4:20 Feb 29th, 2012 | 7 notes
10:56 Nov 22nd, 2011 | 214 notes
11:39 Nov 10th, 2011 | 17 notes
"And while the bankers’ period of remorse may or may not be over, the period of pay restraint certainly is. Bank leaders turned down bonuses in 2008 and 2009, but 14 out of 15 chief executives of leading US and European financial institutions accepted one last year. Total pay for those chief executives rose 36 per cent while revenue increased just 2.9 per cent, according to data compiled for the Financial Times by Equilar, an executive pay research firm."
1:04 Nov 8th, 2011 | 28 notes
"Starting around 1980, which is exactly when income inequality in America started to gap out, savings steadily fell. Fundamentally, what this represents is two things: the rich accumulating most of the gains of economic prosperity while the middle class suffered from sluggish wage growth. The rich couldn't really use that gusher of new money, so for 30 years they loaned it out to the middle class in increasingly Byzantine ways, and the middle class used these loans to sustain the steadily improving lifestyle they had gotten accustomed to. In 2008, this game of musical chairs came to a sudden end and the middle class stopped borrowing. And guess what? The rich still couldn't spend all that extra money. If they could, the savings rate would have stayed low. Instead, it shot up. The middle class was borrowing less, and the rich, left with no customers for their money, couldn't find anything to spend it on either. So now they're saving it."
8:48 Oct 31st, 2011 | 4 notes
11:23 Oct 26th, 2011 | 223 notes
8:01 Oct 26th, 2011 | 34 notes
"The CBO concluded that while after-tax household incomes grew by 275 per cent for the richest 1 per cent between 1979 and 2007, they rose by 65 per cent for the rest of the top 20 per cent of Americans.

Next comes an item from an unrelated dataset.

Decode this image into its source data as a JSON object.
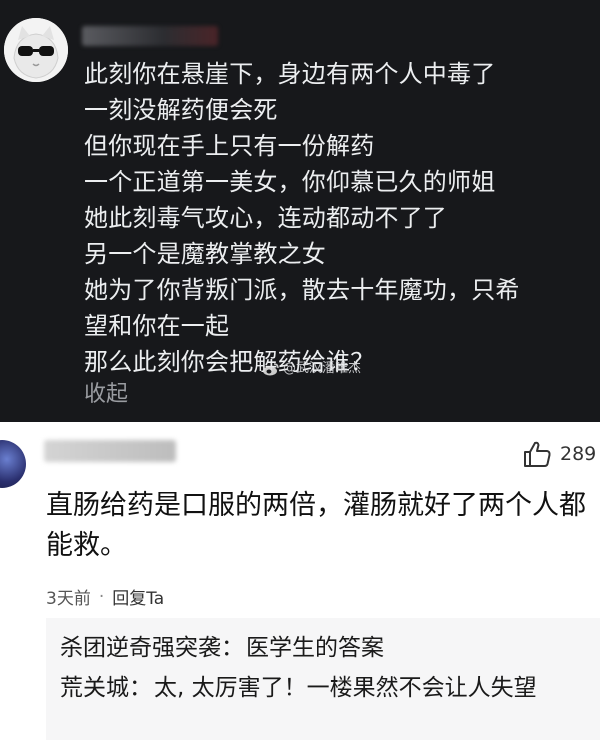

For the 60 per cent in the middle-class, after-tax incomes grew by slightly less than 40 per cent, and for the poorest 20 per cent by only 18 per cent."
12:42 Oct 21st, 2011 | 160 notes
chart of the day: as union membership rates decrease, middle class share of income shrinks and top 1 percent incomes explode
12:39 Oct 21st, 2011 | 37 notes